WORK INSTRUCTIONS >> Print each record exactly, with no word added or removed.

INPUT FOR THIS TASK >>
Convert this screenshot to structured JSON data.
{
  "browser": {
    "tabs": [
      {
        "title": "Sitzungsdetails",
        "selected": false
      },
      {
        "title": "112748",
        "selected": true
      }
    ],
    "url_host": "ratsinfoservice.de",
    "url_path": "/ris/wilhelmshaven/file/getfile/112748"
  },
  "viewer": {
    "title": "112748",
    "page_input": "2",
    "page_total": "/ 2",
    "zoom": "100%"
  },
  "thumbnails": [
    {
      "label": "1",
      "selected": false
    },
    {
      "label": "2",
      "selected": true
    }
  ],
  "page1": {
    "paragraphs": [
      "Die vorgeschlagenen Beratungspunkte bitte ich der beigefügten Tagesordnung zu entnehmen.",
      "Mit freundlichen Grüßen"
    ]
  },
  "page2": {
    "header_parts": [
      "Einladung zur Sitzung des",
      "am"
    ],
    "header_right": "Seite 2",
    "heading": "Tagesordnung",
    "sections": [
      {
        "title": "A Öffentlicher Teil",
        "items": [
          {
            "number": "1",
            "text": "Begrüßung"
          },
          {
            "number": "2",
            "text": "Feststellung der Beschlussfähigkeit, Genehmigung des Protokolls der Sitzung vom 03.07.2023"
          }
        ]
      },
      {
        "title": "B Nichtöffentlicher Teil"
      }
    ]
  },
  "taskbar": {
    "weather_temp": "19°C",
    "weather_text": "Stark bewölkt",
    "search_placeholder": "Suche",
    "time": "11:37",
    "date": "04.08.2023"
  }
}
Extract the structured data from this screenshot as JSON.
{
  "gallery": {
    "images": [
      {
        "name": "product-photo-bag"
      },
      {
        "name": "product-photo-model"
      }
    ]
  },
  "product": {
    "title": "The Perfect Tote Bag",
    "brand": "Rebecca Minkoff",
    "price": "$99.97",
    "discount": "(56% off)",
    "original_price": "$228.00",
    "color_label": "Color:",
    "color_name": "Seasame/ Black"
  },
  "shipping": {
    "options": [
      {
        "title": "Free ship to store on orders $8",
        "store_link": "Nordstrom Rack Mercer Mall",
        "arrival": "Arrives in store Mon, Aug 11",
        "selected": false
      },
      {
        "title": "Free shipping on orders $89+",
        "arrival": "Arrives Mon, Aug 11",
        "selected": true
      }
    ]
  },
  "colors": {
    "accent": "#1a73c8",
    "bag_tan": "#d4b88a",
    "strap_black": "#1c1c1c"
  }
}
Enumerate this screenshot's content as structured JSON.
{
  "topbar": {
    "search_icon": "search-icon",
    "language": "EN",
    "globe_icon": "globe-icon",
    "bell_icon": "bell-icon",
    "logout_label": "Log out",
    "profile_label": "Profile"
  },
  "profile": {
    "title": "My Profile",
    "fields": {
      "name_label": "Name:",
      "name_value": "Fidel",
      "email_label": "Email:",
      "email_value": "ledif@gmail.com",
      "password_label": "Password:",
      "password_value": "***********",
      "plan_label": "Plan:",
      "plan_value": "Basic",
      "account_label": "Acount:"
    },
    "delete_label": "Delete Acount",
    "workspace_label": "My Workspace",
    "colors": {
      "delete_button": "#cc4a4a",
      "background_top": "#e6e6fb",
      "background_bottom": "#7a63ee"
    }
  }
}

PROBLEM SOLUTION >>
Convert this screenshot to structured JSON data.
{
  "browser": {
    "tabs": [
      {
        "title": "Sitzungsdetails",
        "selected": false
      },
      {
        "title": "112748",
        "selected": true
      }
    ],
    "url_host": "ratsinfoservice.de",
    "url_path": "/ris/wilhelmshaven/file/getfile/112748"
  },
  "viewer": {
    "title": "112748",
    "page_input": "2",
    "page_total": "/ 2",
    "zoom": "100%"
  },
  "thumbnails": [
    {
      "label": "1",
      "selected": false
    },
    {
      "label": "2",
      "selected": true
    }
  ],
  "page1": {
    "paragraphs": [
      "Die vorgeschlagenen Beratungspunkte bitte ich der beigefügten Tagesordnung zu entnehmen.",
      "Mit freundlichen Grüßen"
    ]
  },
  "page2": {
    "header_parts": [
      "Einladung zur Sitzung des",
      "am"
    ],
    "header_right": "Seite 2",
    "heading": "Tagesordnung",
    "sections": [
      {
        "title": "A Öffentlicher Teil",
        "items": [
          {
            "number": "1",
            "text": "Begrüßung"
          },
          {
            "number": "2",
            "text": "Feststellung der Beschlussfähigkeit, Genehmigung des Protokolls der Sitzung vom 03.07.2023"
          }
        ]
      },
      {
        "title": "B Nichtöffentlicher Teil"
      }
    ]
  },
  "taskbar": {
    "weather_temp": "19°C",
    "weather_text": "Stark bewölkt",
    "search_placeholder": "Suche",
    "time": "11:37",
    "date": "04.08.2023"
  }
}
Extract the structured data from this screenshot as JSON.
{
  "gallery": {
    "images": [
      {
        "name": "product-photo-bag"
      },
      {
        "name": "product-photo-model"
      }
    ]
  },
  "product": {
    "title": "The Perfect Tote Bag",
    "brand": "Rebecca Minkoff",
    "price": "$99.97",
    "discount": "(56% off)",
    "original_price": "$228.00",
    "color_label": "Color:",
    "color_name": "Seasame/ Black"
  },
  "shipping": {
    "options": [
      {
        "title": "Free ship to store on orders $8",
        "store_link": "Nordstrom Rack Mercer Mall",
        "arrival": "Arrives in store Mon, Aug 11",
        "selected": false
      },
      {
        "title": "Free shipping on orders $89+",
        "arrival": "Arrives Mon, Aug 11",
        "selected": true
      }
    ]
  },
  "colors": {
    "accent": "#1a73c8",
    "bag_tan": "#d4b88a",
    "strap_black": "#1c1c1c"
  }
}
Enumerate this screenshot's content as structured JSON.
{
  "topbar": {
    "search_icon": "search-icon",
    "language": "EN",
    "globe_icon": "globe-icon",
    "bell_icon": "bell-icon",
    "logout_label": "Log out",
    "profile_label": "Profile"
  },
  "profile": {
    "title": "My Profile",
    "fields": {
      "name_label": "Name:",
      "name_value": "Fidel",
      "email_label": "Email:",
      "email_value": "ledif@gmail.com",
      "password_label": "Password:",
      "password_value": "***********",
      "plan_label": "Plan:",
      "plan_value": "Basic",
      "account_label": "Acount:"
    },
    "delete_label": "Delete Acount",
    "workspace_label": "My Workspace",
    "colors": {
      "delete_button": "#cc4a4a",
      "background_top": "#e6e6fb",
      "background_bottom": "#7a63ee"
    }
  }
}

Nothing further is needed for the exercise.